Dan said that technology has drastically changed the face of the trucking industry. Whereas engines used to be purely mechanical, they are now controlled by computer. Every tractor/trailer in Raider’s fleet has satellite equipment so that its position can be determined and even the temperature setting in the refrigerated trucks can be regulated from the office.


Both Mike Sr. and Dan cite public perception and industry negative publicity as a prominent challenge for today’s carrier.

“People think trucks roll down the road at 90 miles per hour, that equipment is unsafe,” Dan said. “That’s not true. So much goes into our safety and maintenance programs.”

“Most people are unaware that the Federal Motor Carrier Safety Administration holds high standards,” Mike Sr, said. “Only 1½ accident per every million miles is allowed per (company). If a carrier exceeds that, they’re shut down.”

Back to the future

As a seasoned veteran in the world of big rigs, Mike Sr. relates the nature of the trucking business in the most fundamental terms: “This is a tough business. Some days are good; some days are bad,” he said.

But like his father before him, and his children following after him, he wouldn’t have it any other way.

“We started with nothing. We’ve grown it with no financial base,” Dan said.

Mike Jr. said “here” is exactly where he envisioned being, noting, “Did I think we’d be here this fast? No.”

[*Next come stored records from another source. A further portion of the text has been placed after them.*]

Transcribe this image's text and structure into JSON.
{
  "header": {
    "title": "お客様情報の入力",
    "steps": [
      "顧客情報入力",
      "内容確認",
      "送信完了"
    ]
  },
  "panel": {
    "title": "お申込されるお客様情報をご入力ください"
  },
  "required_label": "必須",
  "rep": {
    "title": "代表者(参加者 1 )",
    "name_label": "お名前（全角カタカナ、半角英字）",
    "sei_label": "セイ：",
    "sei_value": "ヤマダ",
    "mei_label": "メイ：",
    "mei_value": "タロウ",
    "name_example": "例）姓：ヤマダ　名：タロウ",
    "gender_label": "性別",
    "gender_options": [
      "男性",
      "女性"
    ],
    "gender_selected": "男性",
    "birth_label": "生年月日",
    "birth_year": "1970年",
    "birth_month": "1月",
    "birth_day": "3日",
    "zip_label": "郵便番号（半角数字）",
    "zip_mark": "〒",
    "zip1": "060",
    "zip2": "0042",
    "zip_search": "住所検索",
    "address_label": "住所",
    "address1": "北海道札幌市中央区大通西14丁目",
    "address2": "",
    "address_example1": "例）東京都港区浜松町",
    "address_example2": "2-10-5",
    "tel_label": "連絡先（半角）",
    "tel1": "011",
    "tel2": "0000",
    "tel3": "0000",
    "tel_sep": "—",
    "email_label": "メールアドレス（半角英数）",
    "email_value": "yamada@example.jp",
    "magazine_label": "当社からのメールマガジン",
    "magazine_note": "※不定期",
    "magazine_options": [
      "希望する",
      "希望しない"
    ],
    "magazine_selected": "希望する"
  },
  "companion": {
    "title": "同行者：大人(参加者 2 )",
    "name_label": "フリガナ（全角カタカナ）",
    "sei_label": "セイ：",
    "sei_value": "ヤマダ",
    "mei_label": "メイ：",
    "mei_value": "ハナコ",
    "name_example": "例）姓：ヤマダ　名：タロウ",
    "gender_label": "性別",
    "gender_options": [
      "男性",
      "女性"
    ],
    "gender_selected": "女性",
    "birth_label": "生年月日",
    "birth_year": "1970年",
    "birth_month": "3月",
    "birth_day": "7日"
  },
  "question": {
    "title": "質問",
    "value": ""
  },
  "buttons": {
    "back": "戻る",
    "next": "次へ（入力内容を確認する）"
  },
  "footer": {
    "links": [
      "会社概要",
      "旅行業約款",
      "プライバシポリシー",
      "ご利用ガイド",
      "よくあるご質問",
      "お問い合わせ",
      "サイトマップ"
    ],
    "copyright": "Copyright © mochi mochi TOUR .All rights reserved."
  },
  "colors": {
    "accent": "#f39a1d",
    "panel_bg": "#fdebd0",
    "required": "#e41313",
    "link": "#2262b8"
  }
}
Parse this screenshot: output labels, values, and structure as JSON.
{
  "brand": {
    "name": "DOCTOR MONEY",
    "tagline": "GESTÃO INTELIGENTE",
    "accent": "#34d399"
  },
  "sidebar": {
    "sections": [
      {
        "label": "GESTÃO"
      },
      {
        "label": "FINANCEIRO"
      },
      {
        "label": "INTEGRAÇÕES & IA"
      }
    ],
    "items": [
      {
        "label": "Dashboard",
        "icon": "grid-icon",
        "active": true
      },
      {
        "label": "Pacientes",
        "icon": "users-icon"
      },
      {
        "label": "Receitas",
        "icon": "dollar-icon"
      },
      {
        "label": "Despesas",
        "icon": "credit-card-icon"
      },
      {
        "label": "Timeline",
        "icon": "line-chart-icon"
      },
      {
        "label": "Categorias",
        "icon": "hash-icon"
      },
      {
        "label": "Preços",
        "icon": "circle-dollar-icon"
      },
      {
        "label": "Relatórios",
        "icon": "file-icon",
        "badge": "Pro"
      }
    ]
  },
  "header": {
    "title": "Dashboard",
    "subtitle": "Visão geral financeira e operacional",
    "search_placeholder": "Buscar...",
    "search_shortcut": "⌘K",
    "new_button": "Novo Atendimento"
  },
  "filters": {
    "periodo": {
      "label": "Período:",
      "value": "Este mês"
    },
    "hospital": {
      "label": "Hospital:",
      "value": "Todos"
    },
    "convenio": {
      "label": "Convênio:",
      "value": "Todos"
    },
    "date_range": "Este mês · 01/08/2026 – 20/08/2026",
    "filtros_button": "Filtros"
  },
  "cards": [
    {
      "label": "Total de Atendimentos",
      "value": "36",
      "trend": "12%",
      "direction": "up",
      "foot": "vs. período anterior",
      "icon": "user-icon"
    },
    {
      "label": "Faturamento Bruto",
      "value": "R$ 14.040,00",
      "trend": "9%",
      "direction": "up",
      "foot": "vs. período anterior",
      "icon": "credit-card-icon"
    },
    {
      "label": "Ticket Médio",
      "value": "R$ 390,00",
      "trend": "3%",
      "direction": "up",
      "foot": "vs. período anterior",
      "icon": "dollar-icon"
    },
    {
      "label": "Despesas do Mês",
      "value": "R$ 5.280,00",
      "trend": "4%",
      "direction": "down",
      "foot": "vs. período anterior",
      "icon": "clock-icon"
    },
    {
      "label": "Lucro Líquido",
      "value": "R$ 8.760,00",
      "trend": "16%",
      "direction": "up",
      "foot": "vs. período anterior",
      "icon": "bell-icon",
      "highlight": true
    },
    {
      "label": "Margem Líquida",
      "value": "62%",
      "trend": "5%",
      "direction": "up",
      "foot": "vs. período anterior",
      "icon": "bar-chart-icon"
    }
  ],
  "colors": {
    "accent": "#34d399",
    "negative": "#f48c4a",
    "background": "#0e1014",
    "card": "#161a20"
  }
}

And what would Richard, the man who started it all, think of his family’s endeavor today?

“He would be particularly proud especially of our son,” Mike Sr. said.